Several places remain buried in the authors' minds: (Ox Bow), the Nevada lynching site in Walter van Tilburg Clark's "The Ox-Bow Incident;" Frenchman's Bend, a small Mississippi town in Faulkner's "The Hamlet," and Elysium, a southwest Pacific port of call in Thomas Hoggen's "Mr. Robert's," have not been pinpointed.
Seeking aid in his search for names Spellman sent an author's query to The N.Y. Times Book Review asking for information on his interest.
His return mail was heavy and he has been corresponding with people offering their ideas of the locations.
"Of course," Spellman said, "if the author is alive and can be reached it makes things a lot easier."
Spellman tossed out a few places for teasers, saying "Hooverille, a California camp in Steinbeck's, "The Grapes of Wrath' of course was a generic term to designate a temporary camp for hobos or migrant workers during the depression.

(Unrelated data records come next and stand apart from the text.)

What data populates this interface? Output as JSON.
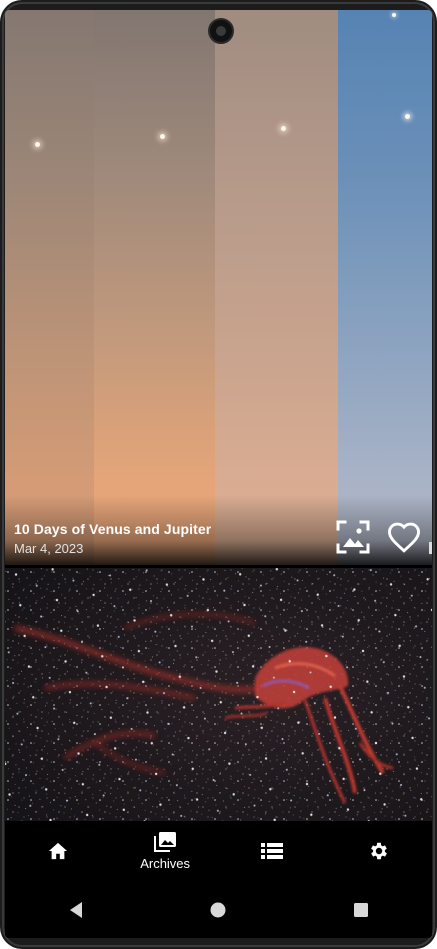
{
  "featured": {
    "title": "10 Days of Venus and Jupiter",
    "date": "Mar 4, 2023",
    "wallpaper_icon": "set-wallpaper-icon",
    "favorite_icon": "heart-outline-icon"
  },
  "second_image": {
    "icon": "nebula-photo"
  },
  "bottom_nav": {
    "items": [
      {
        "icon": "home-icon",
        "label": ""
      },
      {
        "icon": "archives-icon",
        "label": "Archives"
      },
      {
        "icon": "list-icon",
        "label": ""
      },
      {
        "icon": "settings-icon",
        "label": ""
      }
    ],
    "active_index": 1
  },
  "system_nav": {
    "back_icon": "back-icon",
    "home_icon": "home-circle-icon",
    "recents_icon": "recents-icon"
  },
  "colors": {
    "bar_background": "#000000",
    "icon_color": "#ffffff",
    "sky_blue": "#5683b3",
    "twilight_orange": "#e5a579"
  }
}
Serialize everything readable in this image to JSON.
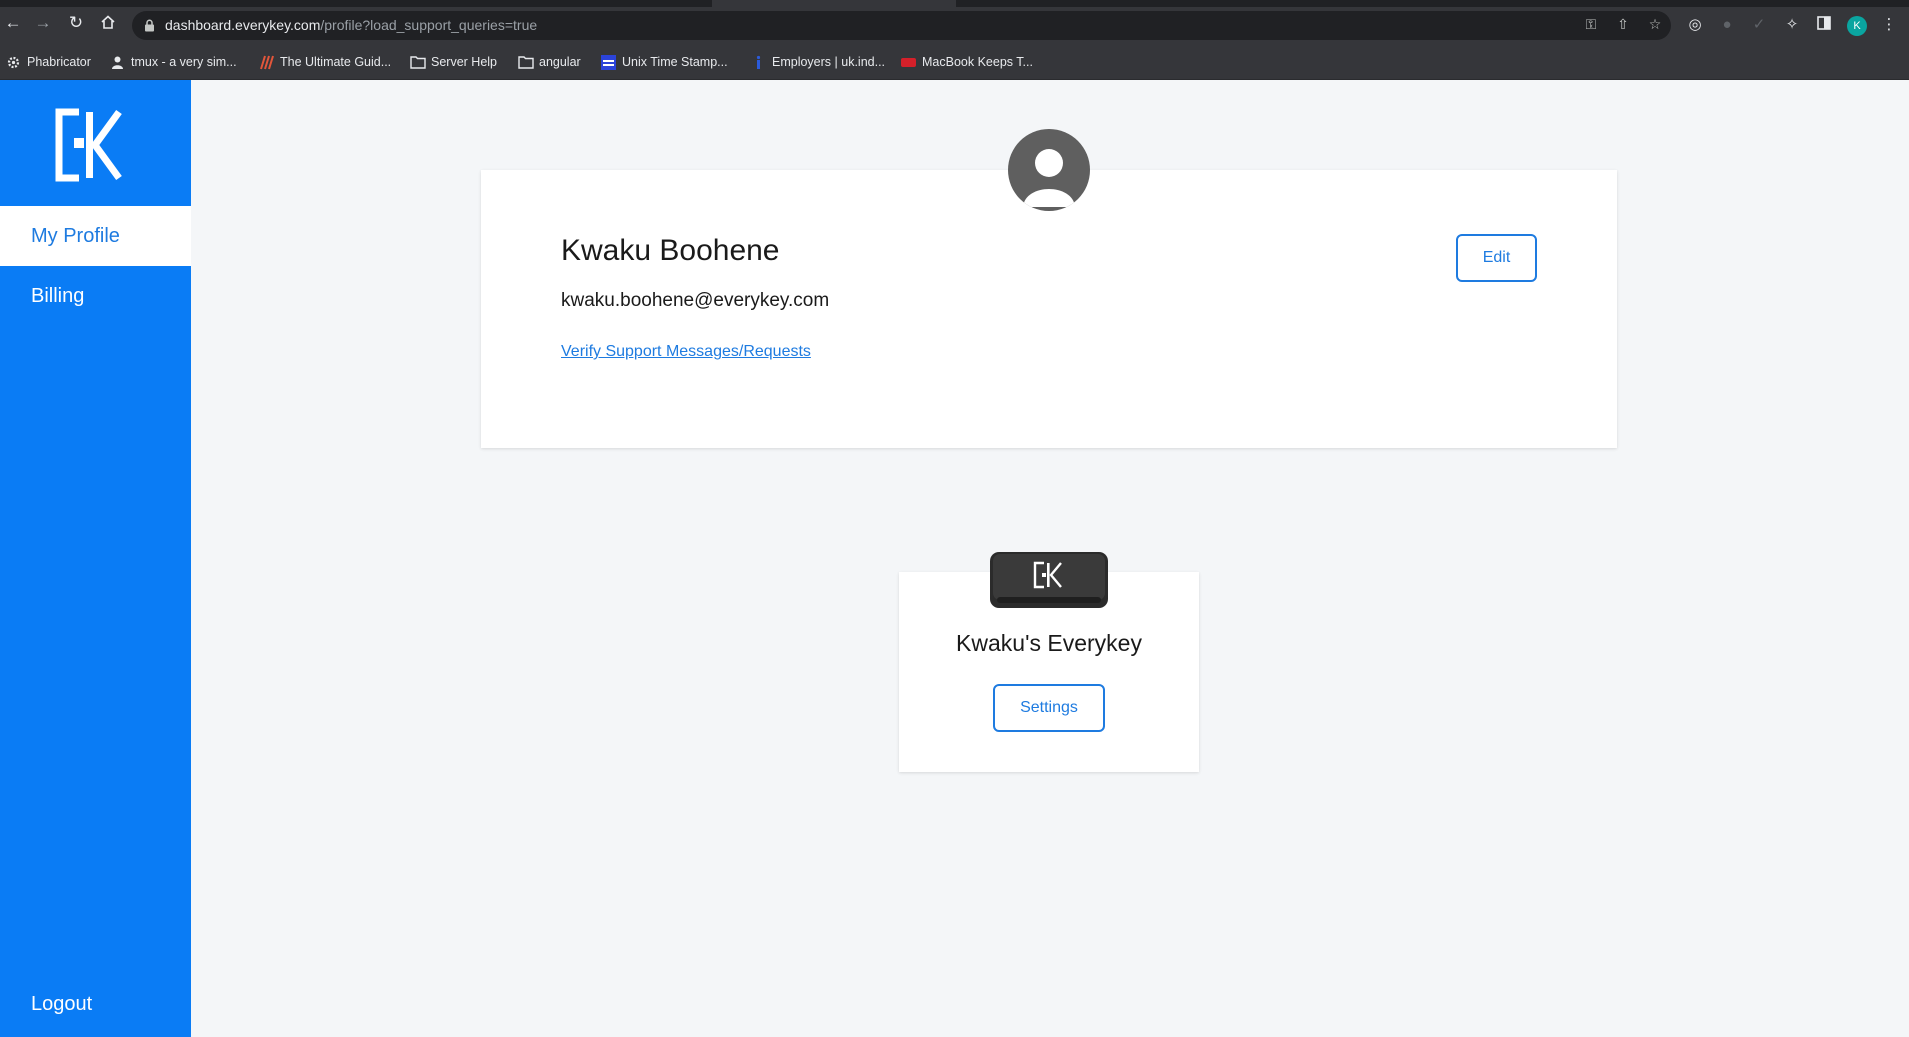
{
  "browser": {
    "url_host": "dashboard.everykey.com",
    "url_path": "/profile?load_support_queries=true",
    "profile_initial": "K",
    "bookmarks": [
      {
        "label": "Phabricator",
        "icon": "gear-icon"
      },
      {
        "label": "tmux - a very sim...",
        "icon": "person-icon"
      },
      {
        "label": "The Ultimate Guid...",
        "icon": "stripes-icon"
      },
      {
        "label": "Server Help",
        "icon": "folder-icon"
      },
      {
        "label": "angular",
        "icon": "folder-icon"
      },
      {
        "label": "Unix Time Stamp...",
        "icon": "date-icon"
      },
      {
        "label": "Employers | uk.ind...",
        "icon": "indeed-icon"
      },
      {
        "label": "MacBook Keeps T...",
        "icon": "site-icon"
      }
    ]
  },
  "sidebar": {
    "items": [
      {
        "label": "My Profile",
        "active": true
      },
      {
        "label": "Billing",
        "active": false
      }
    ],
    "logout_label": "Logout"
  },
  "profile": {
    "name": "Kwaku Boohene",
    "email": "kwaku.boohene@everykey.com",
    "support_link": "Verify Support Messages/Requests",
    "edit_label": "Edit"
  },
  "device": {
    "name": "Kwaku's Everykey",
    "settings_label": "Settings"
  },
  "colors": {
    "accent": "#0a7cf5",
    "link": "#1e7be0",
    "background": "#f4f6f8"
  }
}
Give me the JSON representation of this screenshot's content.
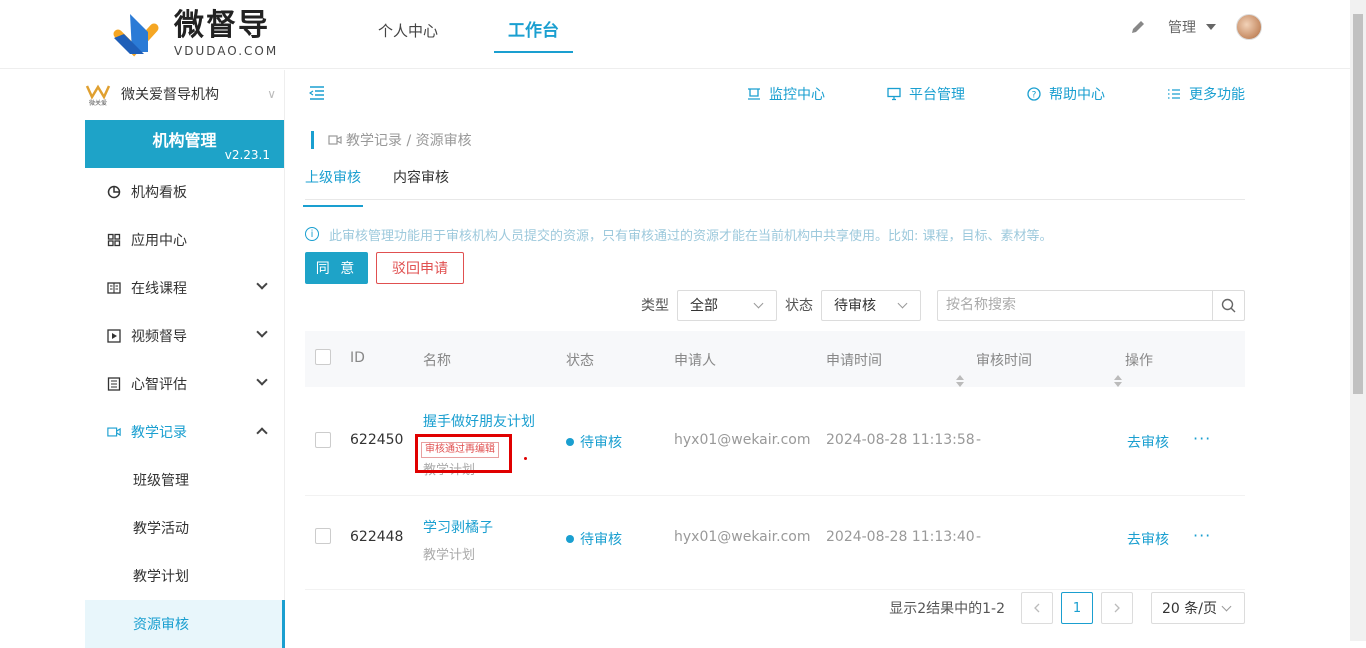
{
  "brand": {
    "name_cn": "微督导",
    "name_en": "VDUDAO.COM"
  },
  "topnav": {
    "tabs": [
      {
        "label": "个人中心"
      },
      {
        "label": "工作台"
      }
    ],
    "active": "工作台"
  },
  "user": {
    "name": "管理"
  },
  "sidebar": {
    "org": {
      "logo_text": "微关爱",
      "name": "微关爱督导机构"
    },
    "banner": {
      "title": "机构管理",
      "version": "v2.23.1"
    },
    "items": [
      {
        "label": "机构看板"
      },
      {
        "label": "应用中心"
      },
      {
        "label": "在线课程"
      },
      {
        "label": "视频督导"
      },
      {
        "label": "心智评估"
      },
      {
        "label": "教学记录"
      }
    ],
    "subitems": [
      {
        "label": "班级管理"
      },
      {
        "label": "教学活动"
      },
      {
        "label": "教学计划"
      },
      {
        "label": "资源审核"
      }
    ]
  },
  "toolbar": {
    "monitor": "监控中心",
    "platform": "平台管理",
    "help": "帮助中心",
    "more": "更多功能"
  },
  "breadcrumb": "教学记录 / 资源审核",
  "subtabs": [
    {
      "label": "上级审核"
    },
    {
      "label": "内容审核"
    }
  ],
  "notice": "此审核管理功能用于审核机构人员提交的资源，只有审核通过的资源才能在当前机构中共享使用。比如: 课程，目标、素材等。",
  "actions": {
    "approve": "同 意",
    "reject": "驳回申请"
  },
  "filters": {
    "type_label": "类型",
    "type_value": "全部",
    "status_label": "状态",
    "status_value": "待审核",
    "search_placeholder": "按名称搜索"
  },
  "table": {
    "headers": {
      "id": "ID",
      "name": "名称",
      "status": "状态",
      "applicant": "申请人",
      "apply_time": "申请时间",
      "review_time": "审核时间",
      "ops": "操作"
    },
    "rows": [
      {
        "id": "622450",
        "name": "握手做好朋友计划",
        "tag": "审核通过再编辑",
        "category": "教学计划",
        "status": "待审核",
        "applicant": "hyx01@wekair.com",
        "apply_time": "2024-08-28 11:13:58",
        "review_time": "-",
        "op": "去审核",
        "more": "···"
      },
      {
        "id": "622448",
        "name": "学习剥橘子",
        "tag": "",
        "category": "教学计划",
        "status": "待审核",
        "applicant": "hyx01@wekair.com",
        "apply_time": "2024-08-28 11:13:40",
        "review_time": "-",
        "op": "去审核",
        "more": "···"
      }
    ]
  },
  "pagination": {
    "summary": "显示2结果中的1-2",
    "current": "1",
    "page_size": "20 条/页"
  }
}
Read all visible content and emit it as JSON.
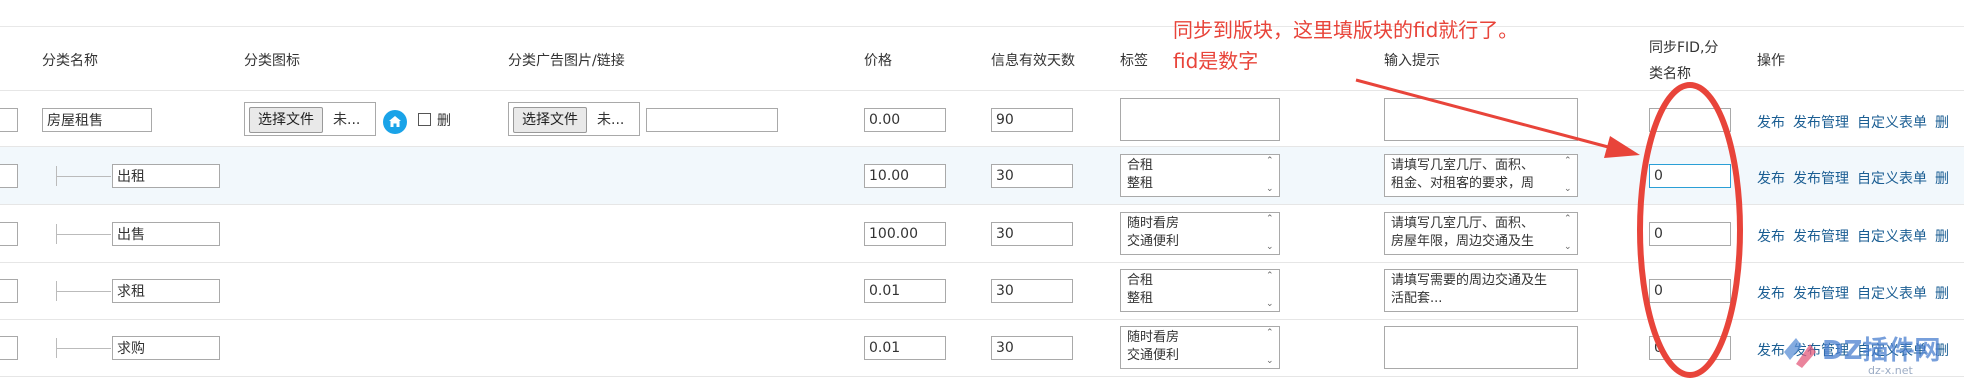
{
  "headers": {
    "name": "分类名称",
    "icon": "分类图标",
    "ad": "分类广告图片/链接",
    "price": "价格",
    "days": "信息有效天数",
    "tags": "标签",
    "hint": "输入提示",
    "sync_line1": "同步FID,分",
    "sync_line2": "类名称",
    "ops": "操作"
  },
  "file_button": "选择文件",
  "file_none": "未...",
  "delete_label": "删",
  "ops_links": {
    "publish": "发布",
    "manage": "发布管理",
    "custom_form": "自定义表单",
    "delete": "删"
  },
  "rows": [
    {
      "name": "房屋租售",
      "price": "0.00",
      "days": "90",
      "tags": [
        "",
        ""
      ],
      "hint": [
        "",
        ""
      ],
      "fid": ""
    },
    {
      "name": "出租",
      "price": "10.00",
      "days": "30",
      "tags": [
        "合租",
        "整租"
      ],
      "hint": [
        "请填写几室几厅、面积、",
        "租金、对租客的要求，周"
      ],
      "fid": "0"
    },
    {
      "name": "出售",
      "price": "100.00",
      "days": "30",
      "tags": [
        "随时看房",
        "交通便利"
      ],
      "hint": [
        "请填写几室几厅、面积、",
        "房屋年限，周边交通及生"
      ],
      "fid": "0"
    },
    {
      "name": "求租",
      "price": "0.01",
      "days": "30",
      "tags": [
        "合租",
        "整租"
      ],
      "hint": [
        "请填写需要的周边交通及生",
        "活配套..."
      ],
      "fid": "0"
    },
    {
      "name": "求购",
      "price": "0.01",
      "days": "30",
      "tags": [
        "随时看房",
        "交通便利"
      ],
      "hint": [
        "",
        ""
      ],
      "fid": "0"
    }
  ],
  "annotation": {
    "line1": "同步到版块，这里填版块的fid就行了。",
    "line2": "fid是数字",
    "color": "#e8443a"
  },
  "watermark": {
    "text": "DZ插件网",
    "sub": "dz-x.net"
  }
}
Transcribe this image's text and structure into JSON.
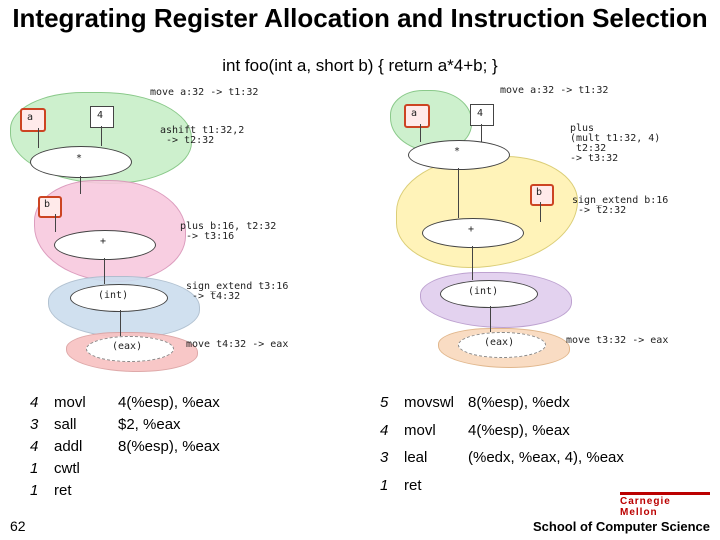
{
  "title": "Integrating Register Allocation and Instruction Selection",
  "code_snippet": "int foo(int a, short b) { return a*4+b; }",
  "diagram_labels": {
    "move_a": "move a:32 -> t1:32",
    "ashift": "ashift t1:32,2\n -> t2:32",
    "plus_b": "plus b:16, t2:32\n -> t3:16",
    "sign_ext_l": "sign_extend t3:16\n -> t4:32",
    "move_t4": "move t4:32 -> eax",
    "move_a_r": "move a:32 -> t1:32",
    "plus_r": "plus\n(mult t1:32, 4)\n t2:32\n-> t3:32",
    "sign_ext_r": "sign_extend b:16\n -> t2:32",
    "move_t3": "move t3:32 -> eax",
    "a": "a",
    "four": "4",
    "star": "*",
    "b": "b",
    "plus": "+",
    "int": "(int)",
    "eax": "(eax)"
  },
  "left_listing": {
    "rows": [
      {
        "cost": "4",
        "mnemonic": "movl",
        "operands": "4(%esp), %eax"
      },
      {
        "cost": "3",
        "mnemonic": "sall",
        "operands": "$2, %eax"
      },
      {
        "cost": "4",
        "mnemonic": "addl",
        "operands": "8(%esp), %eax"
      },
      {
        "cost": "1",
        "mnemonic": "cwtl",
        "operands": ""
      },
      {
        "cost": "1",
        "mnemonic": "ret",
        "operands": ""
      }
    ]
  },
  "right_listing": {
    "rows": [
      {
        "cost": "5",
        "mnemonic": "movswl",
        "operands": "8(%esp), %edx"
      },
      {
        "cost": "4",
        "mnemonic": "movl",
        "operands": "4(%esp), %eax"
      },
      {
        "cost": "3",
        "mnemonic": "leal",
        "operands": "(%edx, %eax, 4), %eax"
      },
      {
        "cost": "1",
        "mnemonic": "ret",
        "operands": ""
      }
    ]
  },
  "slide_number": "62",
  "footer": "School of Computer Science",
  "logo_text": "Carnegie Mellon"
}
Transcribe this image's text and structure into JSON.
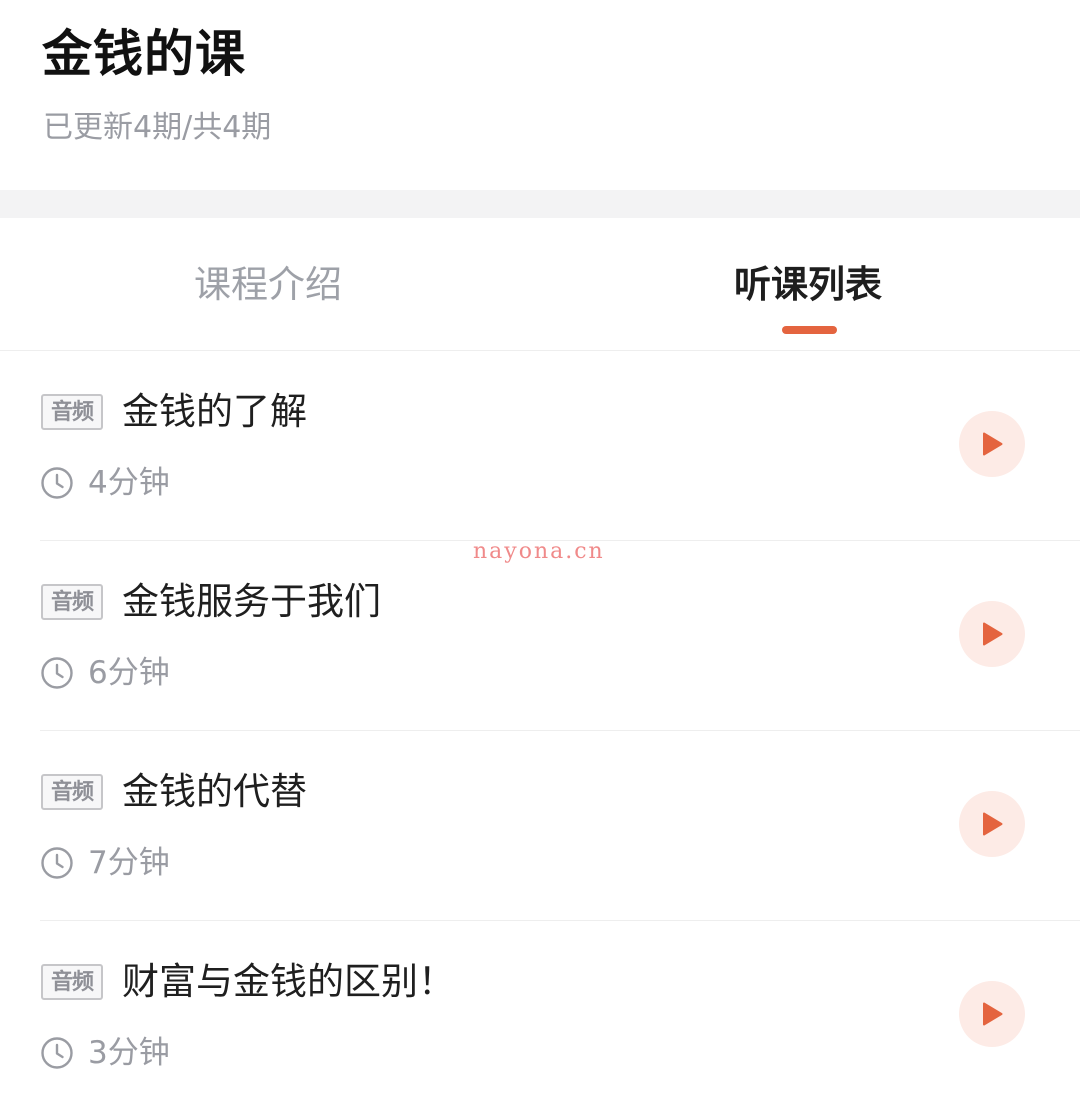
{
  "header": {
    "title": "金钱的课",
    "progress": "已更新4期/共4期"
  },
  "tabs": [
    {
      "label": "课程介绍",
      "active": false
    },
    {
      "label": "听课列表",
      "active": true
    }
  ],
  "lessons": [
    {
      "badge": "音频",
      "title": "金钱的了解",
      "duration": "4分钟"
    },
    {
      "badge": "音频",
      "title": "金钱服务于我们",
      "duration": "6分钟"
    },
    {
      "badge": "音频",
      "title": "金钱的代替",
      "duration": "7分钟"
    },
    {
      "badge": "音频",
      "title": "财富与金钱的区别！",
      "duration": "3分钟"
    }
  ],
  "icons": {
    "clock": "clock-icon",
    "play": "play-icon"
  },
  "colors": {
    "accent": "#e4643f",
    "play_bg": "#fdebe6",
    "muted_text": "#9a9ca3",
    "divider": "#eeeeee"
  },
  "watermark": "nayona.cn"
}
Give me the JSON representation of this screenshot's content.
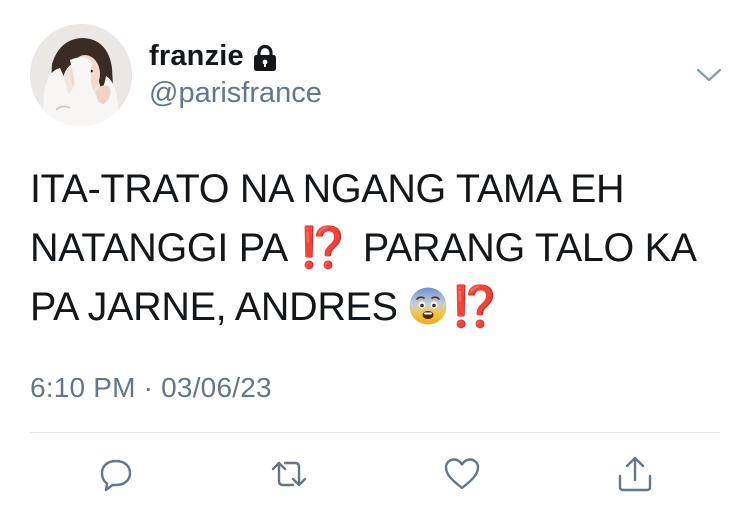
{
  "user": {
    "display_name": "franzie",
    "handle": "@parisfrance",
    "protected_icon": "lock-icon",
    "avatar_icon": "profile-photo"
  },
  "tweet": {
    "lines": [
      "ITA-TRATO NA NGANG TAMA EH",
      "NATANGGI PA",
      "PARANG TALO KA",
      "PA JARNE, ANDRES"
    ],
    "emoji_exclamation_question": "⁉️",
    "emoji_fearful_face": "😨"
  },
  "timestamp": "6:10 PM · 03/06/23",
  "actions": [
    {
      "icon": "reply-icon"
    },
    {
      "icon": "retweet-icon"
    },
    {
      "icon": "like-icon"
    },
    {
      "icon": "share-icon"
    }
  ],
  "colors": {
    "text": "#14171a",
    "secondary": "#657786",
    "icon": "#657786",
    "divider": "#e1e8ed",
    "exclamation": "#e0342e"
  }
}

"But Cannery Row is an actual location, and that will be in the book."
Altmont, in Thomas Wolfe's Look Homeward Angel," is Asheville, N.C.
Ilium, N.Y., in Kurt Vonnegut's, "Slaughterhouse Five," is Schenetady; and Midland City in "Breakfast of Champions" is based on Vonnegut's home town, Indianapolis.
The Gopher Prairie, appearing in Sinclair Lewis' "Main Street," is a combination of several Minnesota landscapes surrounding the town of Sauk Center.
But Lewis spread a smokescreen over his fictitious state, Winnemac, bringing alive Spellman's theory about the subconscious of the author and the physical characterizations being a blend of many places.
"Winnemac," bounded by Michigan, Ohio, Illinois and Indiana has Spellman admitting a temporary retreat when he says, "Some places just don't exist."
Spellman began his literary detective work as a hobby, and it remained that way for about two years-until the offers to publish turned his quiet quest into a task.
"It's one thing I enjoy though," he said. "It would take four or five years including a year's sabbatical, but the sabbatical is up in the air at my age, if I plan to retire at 65."
I thought again about Willowspring, but quickly relaxed, assured that Spellman would find it one day.
Until then the good Dr. Field could rest against the pillar of his big brick house gazing into a drowsy afternoon, content that he knew "every man, woman and child in Willowspring." CAPTION: Picture, Lawrence E. Spellman, by AP